G. Fumagalli. Lexicon Typographicum Italiae, 1966 (second edition). p. 164

“There are two persistent errors relating to the origin of italic, wich have been many times exposed, but wich are still repeated… The second error is the identification of Aldus’s type-cutter, Francesco Raibolini. This identification was shown to be impossible by Giacomo Manzoni in his Studii di bibliografia analitica, 1881, and further in 1883 Adamo Rossi published a document from with it appears that the type cutter’s surname was Griffo.”

A.F. Johnson. Selected Essay on Books and Printing. 1970 p.41

“I must confess to feeling a great disappointment with William Morris, Em. Walker, Cob. Sanderson, Hornby, yea & even A. W. Pollard. You know that Aldine Hypnerotomachia type & the 1501 italic wh. Pollard (Fine Books), G.C. Williamson (Francia), Updike (P.T.) say were cut by Francesco da Bologna detto Il Francia? It seem that the tie was cut by another Francesco da Bologna. Of course I have no excuse because I actually saw the paragraph in Fumagalli (Lexicon Typ. Italiae, Florence 1905, p. 42) setting that the man in the case is another Francesco, one of the family of Friffi or Griffo. I concluded that as our B. Mus. Guide was issued in 1913 & that it still credits Francia with this work and in addition that a printed label is attached to the 1501 Vergil exhibited in the Kings’s Library having the same statement, I could ignore Fumagalli. My prospectus of the Hypnerotomachia type & I there in attribute it to Francia. This afternoon A. W. Pollard tells me that Fumagalli is quite right!!! This crippled me because I have spent more than a week reading up the wrong Francesco & have spent sunday afternoons (oh what a sacred time this is to the English man!) at the National Gallery looking at the Bolognese school! I must now cancel all this but… the misleading description to the 1501 Vergil will remain until the present catalogue is exhausted. Can such a thing happen in yr country? I doubt it.”
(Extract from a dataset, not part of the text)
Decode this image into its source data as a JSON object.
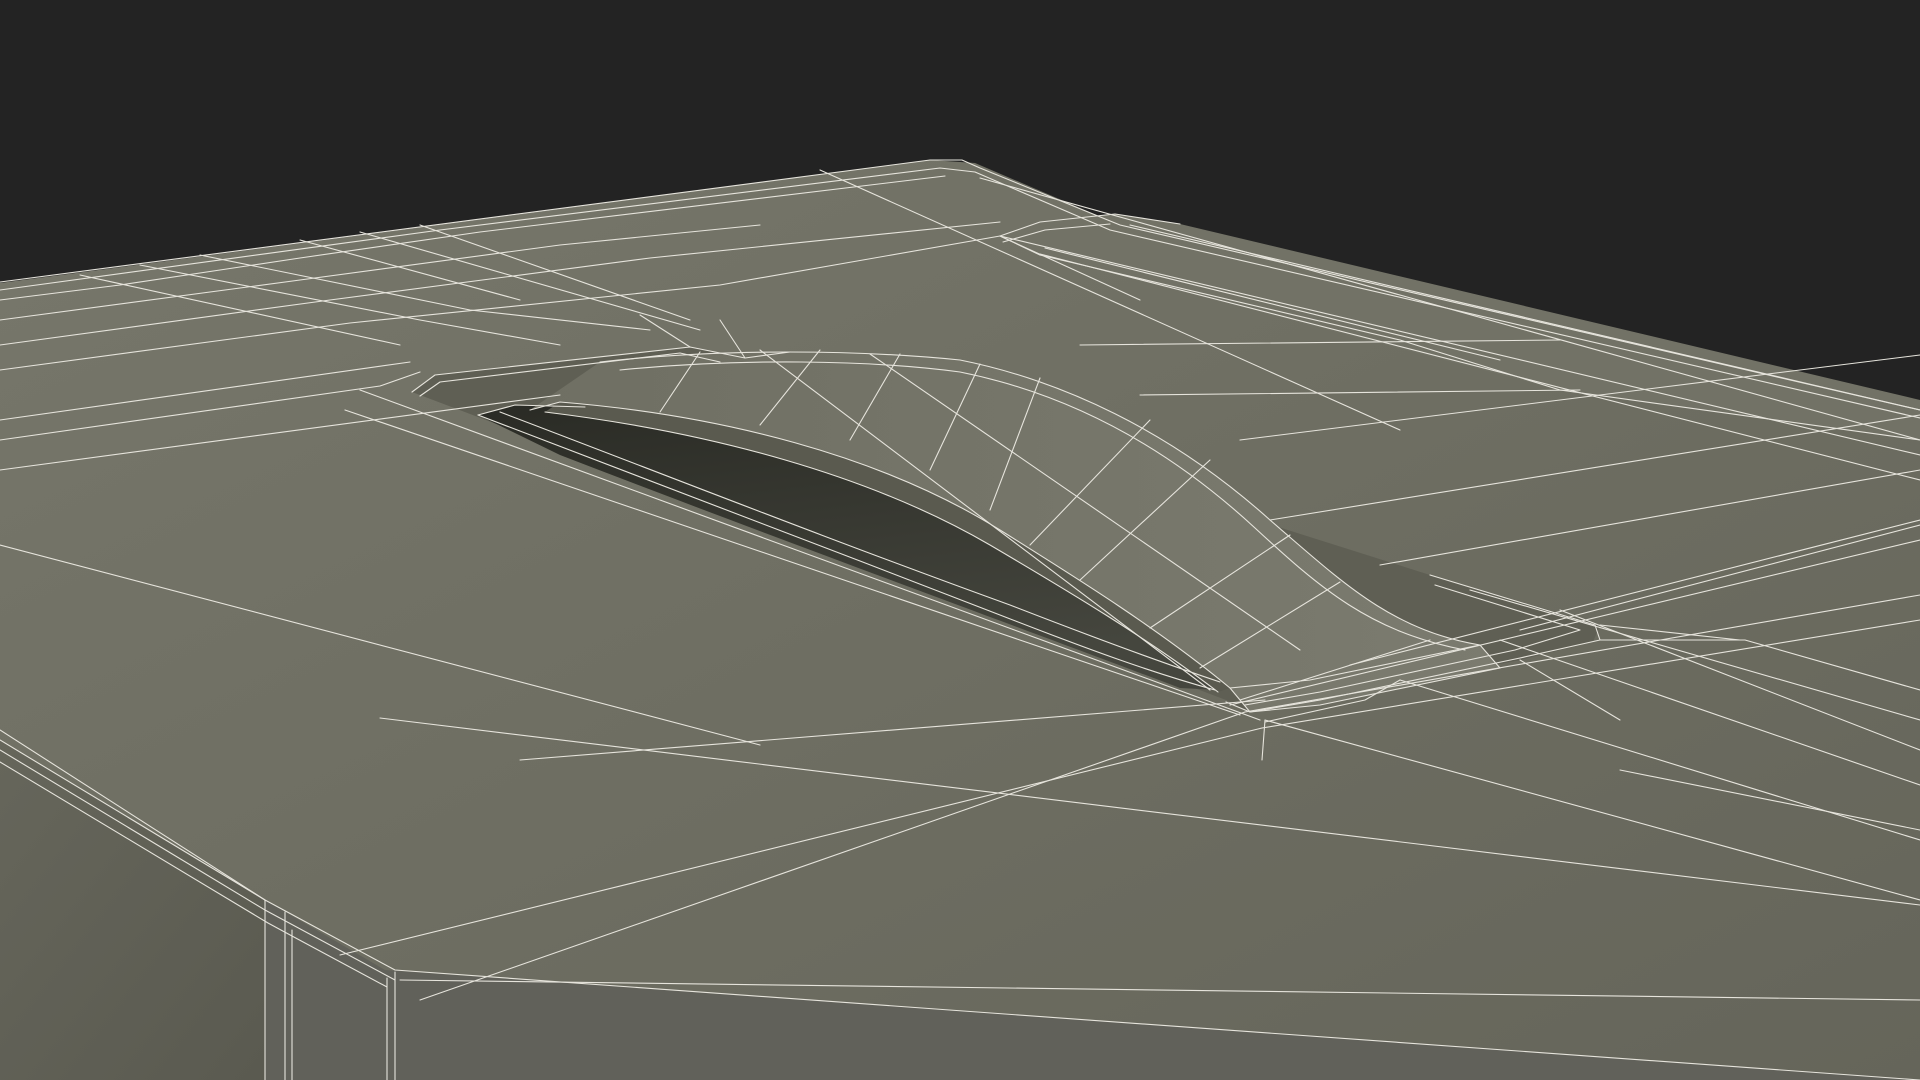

Letter from Stanley Morison to D.B. Updike, 19 November 1923. Stanley Morison & D.B. Updike Selected Corrispondence, 1979. p. 80
From the book: Francesco Griffo da Bologna: fragments & glimpses : a compendium of information & opinions about his life and workHeavenly Monkey, 1999.